A personal story from one of our members.
Having been born in the USA, English has always been my primary language. The sheer number of words in the language itself is unfathomable. I find myself learning new words every day and reveling in their meanings.
When I started high school, I was told that I would need to take a foreign language. I had to choose between either French or Spanish. I decided to go with Spanish as this was a very prominent language in my home state of California. I will admit, I was displeased with the idea because why did I need to know another language?
I struggled at first because the dialect itself is complicated with pronunciations of specific letters, such as rolling the “R” in words as well as writing the Spanish language. I dedicated myself to learning the language and passed all four years of Spanish in high school. I was fluent enough, and my teacher rewarded my class and myself with a trip to Cabo San Lucas, Mexico. It was a blessing, even more so because we were going for two whole weeks!

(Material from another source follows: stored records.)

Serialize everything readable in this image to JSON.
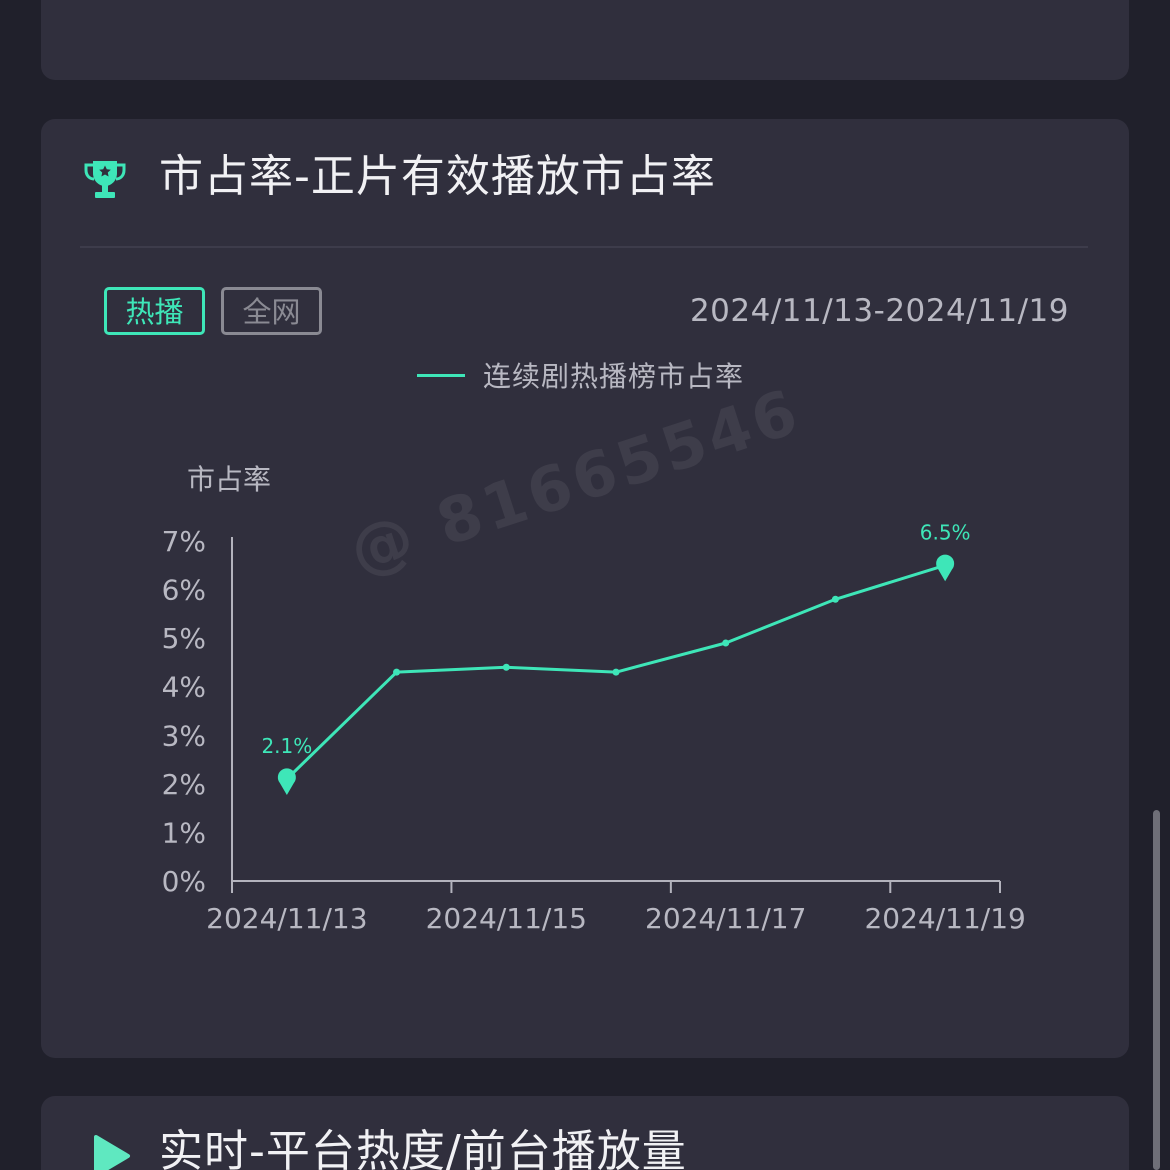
{
  "card_main": {
    "title": "市占率-正片有效播放市占率",
    "tabs": [
      {
        "label": "热播",
        "active": true
      },
      {
        "label": "全网",
        "active": false
      }
    ],
    "date_range": "2024/11/13-2024/11/19",
    "icon": "trophy-icon"
  },
  "card_next": {
    "title": "实时-平台热度/前台播放量",
    "icon": "play-icon"
  },
  "watermark": "@ 81665546",
  "colors": {
    "accent": "#3ee6b8",
    "card_bg": "#302f3d",
    "page_bg": "#20202b",
    "text": "#f1f1f4",
    "muted": "#b8b8c2"
  },
  "chart_data": {
    "type": "line",
    "ylabel": "市占率",
    "xlabel": "",
    "x": [
      "2024/11/13",
      "2024/11/14",
      "2024/11/15",
      "2024/11/16",
      "2024/11/17",
      "2024/11/18",
      "2024/11/19"
    ],
    "x_tick_labels": [
      "2024/11/13",
      "2024/11/15",
      "2024/11/17",
      "2024/11/19"
    ],
    "y_tick_labels": [
      "0%",
      "1%",
      "2%",
      "3%",
      "4%",
      "5%",
      "6%",
      "7%"
    ],
    "ylim": [
      0,
      7
    ],
    "series": [
      {
        "name": "连续剧热播榜市占率",
        "values": [
          2.1,
          4.3,
          4.4,
          4.3,
          4.9,
          5.8,
          6.5
        ]
      }
    ],
    "annotations": [
      {
        "x": "2024/11/13",
        "label": "2.1%"
      },
      {
        "x": "2024/11/19",
        "label": "6.5%"
      }
    ],
    "legend_position": "top-center",
    "grid": false
  }
}
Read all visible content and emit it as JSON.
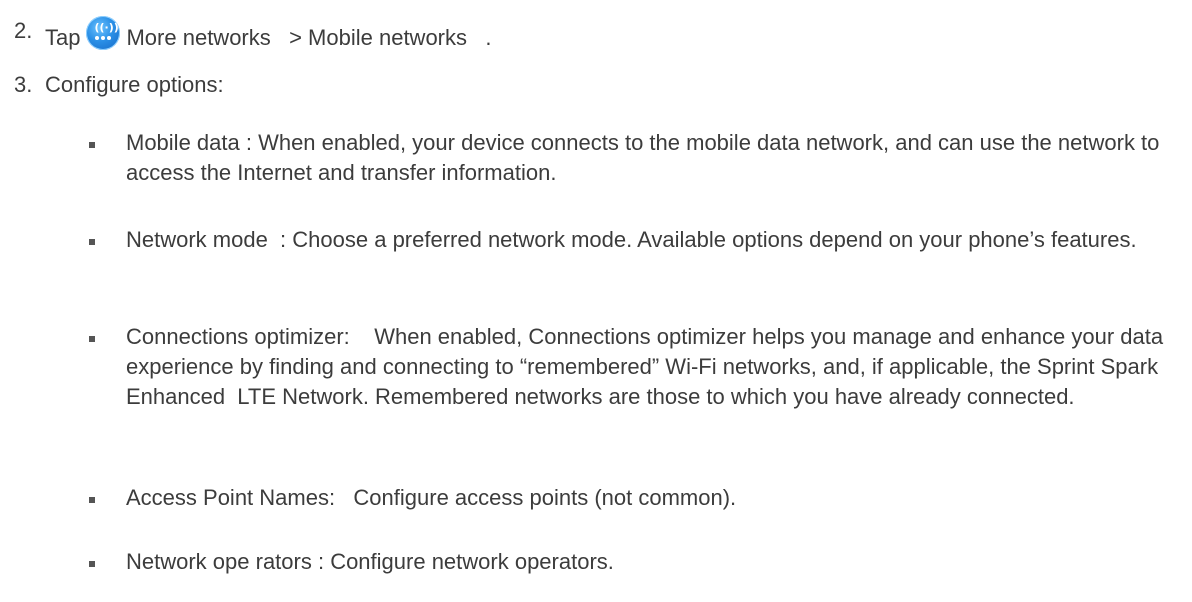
{
  "steps": [
    {
      "number": "2.",
      "prefix": "Tap",
      "icon": "more-networks-icon",
      "suffix": "More networks   > Mobile networks   ."
    },
    {
      "number": "3.",
      "text": "Configure options:"
    }
  ],
  "options": [
    {
      "text": "Mobile data : When enabled, your device connects to the mobile data network, and can use the network to access the Internet and transfer information."
    },
    {
      "text": "Network mode  : Choose a preferred network mode. Available options depend on your phone’s features."
    },
    {
      "text": "Connections optimizer:    When enabled, Connections optimizer helps you manage and enhance your data experience by finding and connecting to “remembered” Wi-Fi networks, and, if applicable, the Sprint Spark Enhanced  LTE Network. Remembered networks are those to which you have already connected."
    },
    {
      "text": "Access Point Names:   Configure access points (not common)."
    },
    {
      "text": "Network ope rators : Configure network operators."
    }
  ],
  "colors": {
    "text": "#3c3c3c",
    "icon_blue": "#2a8fe6"
  }
}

Upon arriving in Mexico, it was apparent that no English was spoken and our teacher would not allow it. If we wanted to know a specific word, we had to ask “Como se dice” instead of “How do you say”. Some of my classmates grumbled about it, but I was excited because I could communicate with these amazing people and learn all about their culture.
I conversed with as many people as I could, learning about their lives and the overall culture. I learned about families, their history, and heritage. In return, they asked about mine. In addition to speaking Spanish with the natives, I also learned new foods, clothing styles and joined the families I had befriended in their activities and meals.

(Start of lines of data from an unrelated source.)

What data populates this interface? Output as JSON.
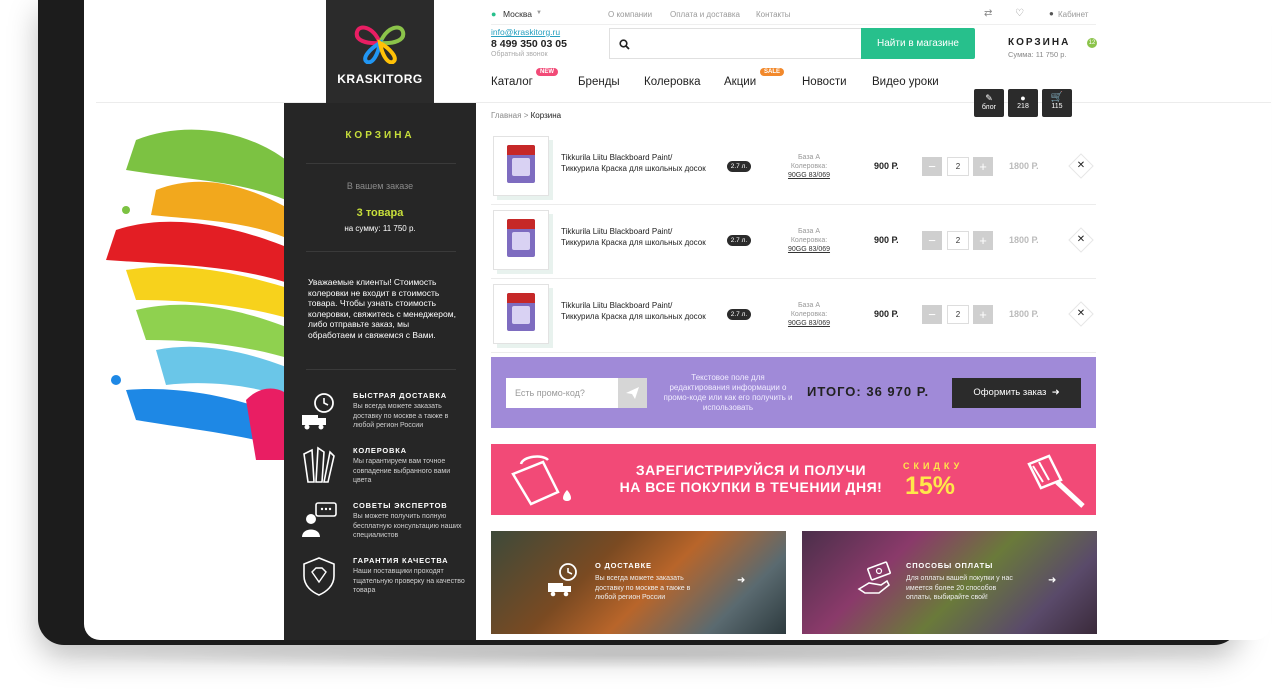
{
  "header": {
    "city": "Москва",
    "top_links": [
      "О компании",
      "Оплата и доставка",
      "Контакты"
    ],
    "email": "info@kraskitorg.ru",
    "phone": "8 499 350 03 05",
    "callback": "Обратный звонок",
    "cabinet": "Кабинет",
    "search_button": "Найти в магазине",
    "cart_label": "КОРЗИНА",
    "cart_count": "12",
    "cart_sum": "Сумма: 11 750 р."
  },
  "logo": {
    "text": "KRASKITORG"
  },
  "nav": [
    {
      "label": "Каталог",
      "badge": "NEW"
    },
    {
      "label": "Бренды"
    },
    {
      "label": "Колеровка"
    },
    {
      "label": "Акции",
      "badge": "SALE"
    },
    {
      "label": "Новости"
    },
    {
      "label": "Видео уроки"
    }
  ],
  "floating": [
    {
      "label": "блог"
    },
    {
      "label": "218"
    },
    {
      "label": "115"
    }
  ],
  "breadcrumb": {
    "home": "Главная",
    "sep": ">",
    "current": "Корзина"
  },
  "sidebar": {
    "title": "КОРЗИНА",
    "in_order": "В вашем заказе",
    "count": "3 товара",
    "sum": "на сумму: 11 750 р.",
    "note": "Уважаемые клиенты! Стоимость колеровки не входит в стоимость товара. Чтобы узнать стоимость колеровки, свяжитесь с менеджером, либо отправьте заказ, мы обработаем и свяжемся с Вами.",
    "features": [
      {
        "title": "БЫСТРАЯ ДОСТАВКА",
        "text": "Вы всегда можете заказать доставку по москве а также в любой регион России",
        "icon": "truck-clock-icon"
      },
      {
        "title": "КОЛЕРОВКА",
        "text": "Мы гарантируем вам точное совпадение выбранного вами цвета",
        "icon": "brushes-icon"
      },
      {
        "title": "СОВЕТЫ ЭКСПЕРТОВ",
        "text": "Вы можете получить полную бесплатную консультацию наших специалистов",
        "icon": "expert-chat-icon"
      },
      {
        "title": "ГАРАНТИЯ КАЧЕСТВА",
        "text": "Наши поставщики проходят тщательную проверку на качество товара",
        "icon": "diamond-shield-icon"
      }
    ]
  },
  "cart_items": [
    {
      "name": "Tikkurila Liitu Blackboard Paint/ Тиккурила Краска для школьных досок",
      "volume": "2.7 л.",
      "base": "База А",
      "color_label": "Колеровка:",
      "color": "90GG 83/069",
      "price": "900 Р.",
      "qty": "2",
      "total": "1800 Р."
    },
    {
      "name": "Tikkurila Liitu Blackboard Paint/ Тиккурила Краска для школьных досок",
      "volume": "2.7 л.",
      "base": "База А",
      "color_label": "Колеровка:",
      "color": "90GG 83/069",
      "price": "900 Р.",
      "qty": "2",
      "total": "1800 Р."
    },
    {
      "name": "Tikkurila Liitu Blackboard Paint/ Тиккурила Краска для школьных досок",
      "volume": "2.7 л.",
      "base": "База А",
      "color_label": "Колеровка:",
      "color": "90GG 83/069",
      "price": "900 Р.",
      "qty": "2",
      "total": "1800 Р."
    }
  ],
  "promo": {
    "placeholder": "Есть промо-код?",
    "text": "Текстовое поле для редактирования информации о промо-коде или как его получить и использовать",
    "total_label": "ИТОГО:",
    "total_value": "36 970 Р.",
    "order_button": "Оформить заказ"
  },
  "banner": {
    "line1": "ЗАРЕГИСТРИРУЙСЯ И ПОЛУЧИ",
    "line2": "НА ВСЕ ПОКУПКИ В ТЕЧЕНИИ ДНЯ!",
    "discount_label": "СКИДКУ",
    "discount_value": "15%"
  },
  "tiles": [
    {
      "title": "О ДОСТАВКЕ",
      "text": "Вы всегда можете заказать доставку по москве а также в любой регион России"
    },
    {
      "title": "СПОСОБЫ ОПЛАТЫ",
      "text": "Для оплаты вашей покупки у нас имеется более 20 способов оплаты, выбирайте свой!"
    }
  ],
  "colors": {
    "accent_green": "#27c08c",
    "lime": "#c8df3b",
    "promo_purple": "#a08ad8",
    "banner_pink": "#f24a77",
    "dark": "#262626"
  }
}
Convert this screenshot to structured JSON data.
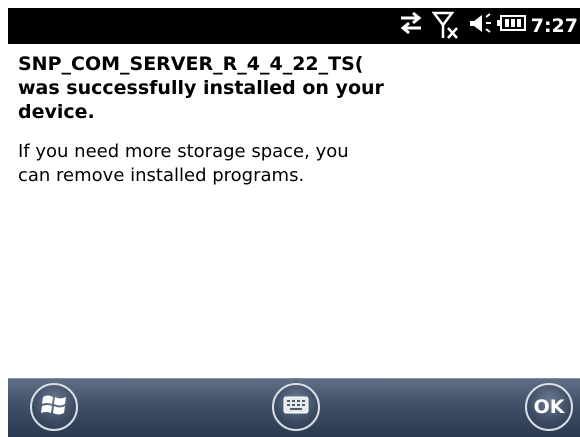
{
  "status_bar": {
    "time": "7:27",
    "icons": [
      "sync-arrows-icon",
      "no-signal-icon",
      "speaker-icon",
      "battery-icon"
    ]
  },
  "message": {
    "title": "SNP_COM_SERVER_R_4_4_22_TS(\nwas successfully installed on your\ndevice.",
    "body": "If you need more storage space, you\ncan remove installed programs."
  },
  "softkeys": {
    "left": "start-icon",
    "center": "keyboard-icon",
    "right_label": "OK"
  },
  "colors": {
    "status_bar_bg": "#000000",
    "softkey_bar_bg": "#3f5068",
    "text": "#000000"
  }
}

Two weeks went by fast, and I was sad to leave. I had become terrific friends with a girl named Maria, and we promised to become pen pals. We would write each other twice a month, and we each made a requirement of each other. I would write my letters in Spanish, and she would write hers in English. We would then make copies and send the corrections back to each other.

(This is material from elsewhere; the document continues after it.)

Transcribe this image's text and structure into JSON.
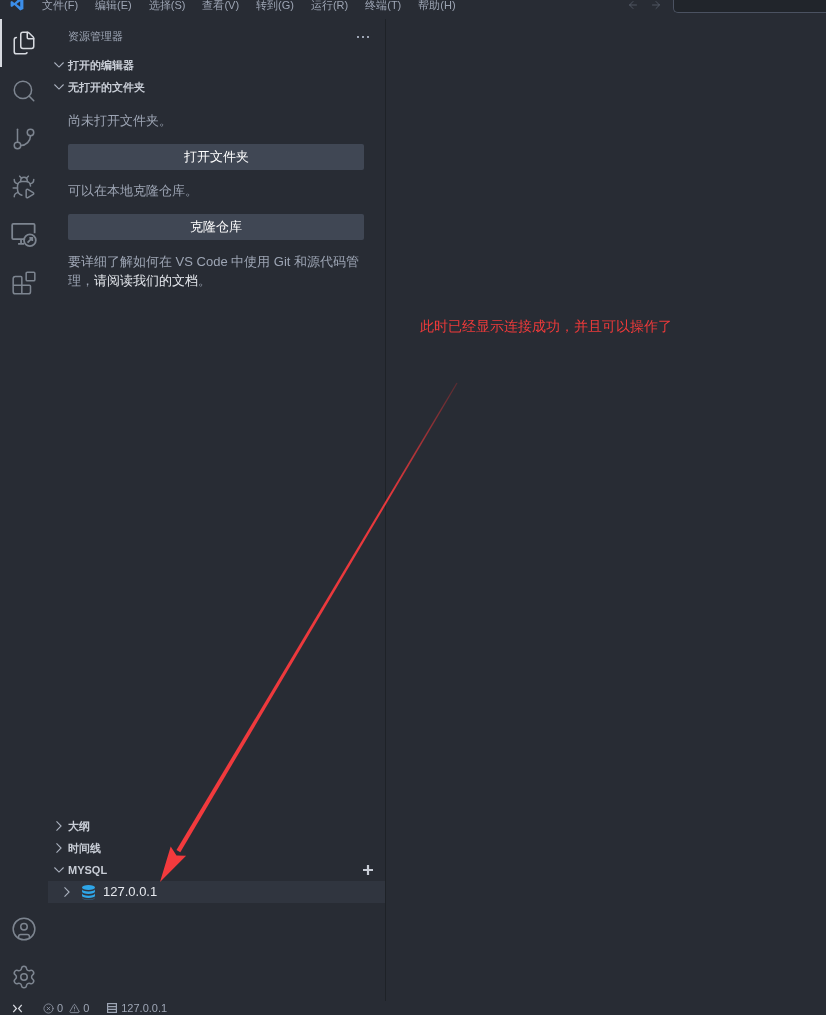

Now having learned Spanish, I was able to help someone learn English! What an exciting new venture this was. We wrote long letters to each other, each sending papers riddled with red marks back and forth to each other. Soon the red markings became non-existent and both of our second languages had flourished.
Maria began to teach her family English, and at times letters from them would be included with hers in my mailbox. The letters would range from hysterical to sometimes emotional, but nonetheless, I helped her family learn English and my Spanish proficiency was past expert level.
I was reluctant to learn a second language but once I did, I saw how it not only benefitted my life but also enabled me to help others. It was life-changing, and I am incredibly grateful.